K. Madhava Reddy, C.J.
1. This writ appeal is directed against the judgment of the learned single Judge allowing the writ petition and directing the respondents to provide forthwith admission to the writ petitioner into the first year B. E./B. Tech. Course in the academic year 1983-84. R. 5 of theRules of Admission which is relevant read as follows :-
'5. Physically handicapped:-
Only Orthopaedically handicapped candidates, supported by a certificate of a competent Medical Officer.
The Principal of the College reserves the right to appoint a committee, if necessary, to decide the suitability of the candidate to pursue the course to which admission is sought and the decision of the committee shall be final. Selection will be made in order of merit from among the eligible candidates.'
2. It is common ground that the writ petitioner is an handicapped person and the certificate produced by him establishes that he is handicapped. His disability is assessed at 4 per cent. While the disability of another candidate is assessed at 30 percent. Even on this aspect there is no diapute. It is also common ground that the Writ Petitioner is high up in the order of merit as against the other handicapped candidate whose disability is assessed at 30 per cent, and is allotted a seat. In other words the candidate who had 30 per cent, disability was given weightage and was given administration ignoring the claims of the petitioner only because the petitoner's disability was assessed at 4 per cent, which is much less than that of the other candidate, although he was more meritorious.

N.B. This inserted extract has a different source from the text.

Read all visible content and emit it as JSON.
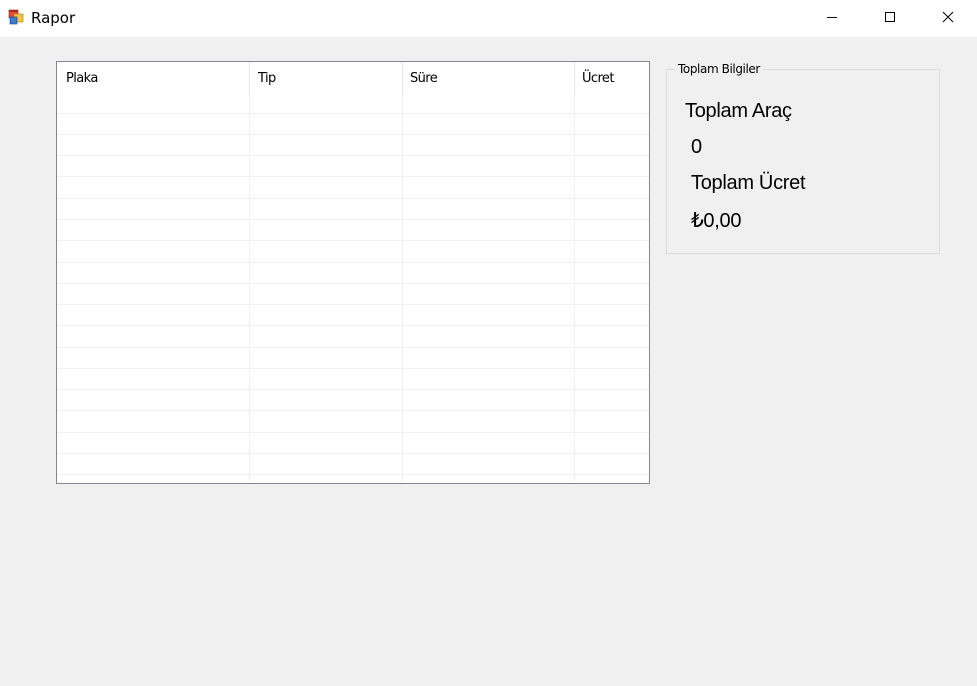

A reading of the above rule clearly discloses that among orthopaedically handicapped cnadidates declared eligible, there is no further classification on the basis of the degree of disability. Once candidates are eligible to be considered under this vategory being orthopaedically handicapped, the rule enjoins that the selection will be made 'in the order of merit from among the eligible candidates:. It does not permit giving any eightage on the degree of disability and thus after the order of merit and and pick up more orthopaedically handicapped candidate in preference to another orthopaedically handicapped candidate who is more meritorious. Mr. S. Venkata Reddy, the learned Standing Counsel for the University, however, contended that the Principal is given a right to constitute a committee, if necessary, to decide the suitability of the candidate to pursue the course to which admission is sought and the decision of the committee shall be final. This, however does not in any way affect the application of he rule that among the orthopaedically handicapped candidates only merit should be the criterion in selection the candidates so long as they are suitable. It is nobody's case that any of these two candidates is not suitable to pursue the course. The mere fact that the Principal of College is given a right to appoint a committee to decide the suitability of the candidate does not give him a further right to give any weightage to any particular candidate so as to alter the order of merit. Whether the percentage of the disability is less or more, if the candidate is not suitable he will be excluded form consideration. But so long as he is not so excluded and is eligible to be considered under this category, the order of merit alone must govern the selection. That is what the learned single Judge has held and we do not see any reason to disagree with that conclusion. This writ appeal is therefore dismissed. No costs.
3. Appeal dismissed.